I bristle at this story for two reasons. The first is there does not seem to be any consideration of the rights of the victim. I believe that there are no victimless crimes. So how is this going to help the victim, if we rehabilitate the wrongdoer? Punitive measures are supposed to assuage the suffering of victims. Revenge is not wrong. It's part of the tit for tat that is built into nature. But secondly, let's imagine this was actually a victimless crime -- then I feel bad for the culprit! Because maybe he was following his heart. Maybe he was doing what he thought was right. And to have him brainwashed in an act of social manipulation to change his mind in order to please all the other members of his tribe is very close to mind-rape. And supposing it doesn't work? Supposing he still insists that what he did was right? What do they do then? Do they banish him? Do they try to break his spirit by giving him the cold shoulder until he capitulates and adopts the values of the collective?

There are people who believe that solitary confinement -- or a solitary life -- are the worst possible punishment. Those people think that separating an individual from peers is the height of cruelty, and they try to harness this particular brand of cruelty to enforce social order. "But everyone else is doing it," for them is a good argument for a parent to use against a child. "Everybody knows that..." is an argument that seeks to enforce a scientific consensus about something like global warming. If you don't agree with their views. they will socially shame you into submission, while pretending to deeply care about you.

There are other people who just as firmly believe that being confined in a cell with peers who are about to rape you is the worst possible punishment -- and solitary confinement is a safe haven. They enforce rules by direct threats of force. They realize that being able to walk away from a conflict is the surest way to maintain personal freedom. They are the kind of parents who, when the child says: "But everybody else is doing it," answer back "You are not everybody else." And when a child says "But everybody else says this is true" are not afraid to answer "Everybody else is wrong."

How do social people react when they are banished from the tribe? Is it harder for them than it is for people who have lived solitary lives since infancy? Have you ever read Island of the Blue Dolphins?



Yesterday, on my walk, I was hoping to film some more butterflies, but came across a robin's nest instead. When I got home,  I almost forgot that I had picked some blackberries on my walk, but Bow reminded me, and I hurried to give them to him, still in the plastic bag that I used to gather them.



Bow found retrieving the blackberries from the bag to be more challenging than eating them from a bowl with a spoon.



This reminded me of the "enrichment" that is recommended for animals in confinement. I saw an article about elephants yesterday that said that it was not the amount of space they were given in zoos that was important to their happiness, but rather the complexity of the social relationships that they had and the lack of ease with which food could be gathered. The upshot was that challenges in food gathering were good for elephants, as were complex social groups in which they had to find themselves a niche.

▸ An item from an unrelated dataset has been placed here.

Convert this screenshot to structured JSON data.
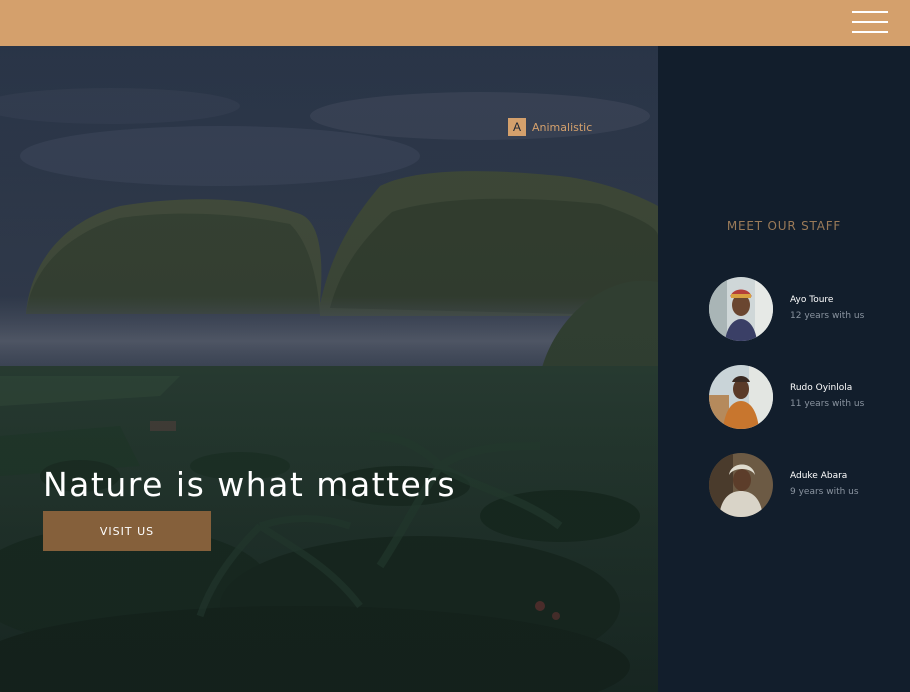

I am not sure that any of these studies on enrichment and sociability take into account the built-in tension between the right to be free of the group and the desire to belong to a group. I cannot tell you how many people have spoken to me about what Bow is missing in not living with other chimpanzees, but I seem to be the only one who is worried that he might not be able to escape from other chimpanzees and their collective will if he were confined in a concentration camp for chimps  that is self-governing and is run by the inmates.

In order to understand my concerns, you need to read Our Lady of Kaifeng: Courtyard of the Happy Way. 



Related Post

No comments:

Post a Comment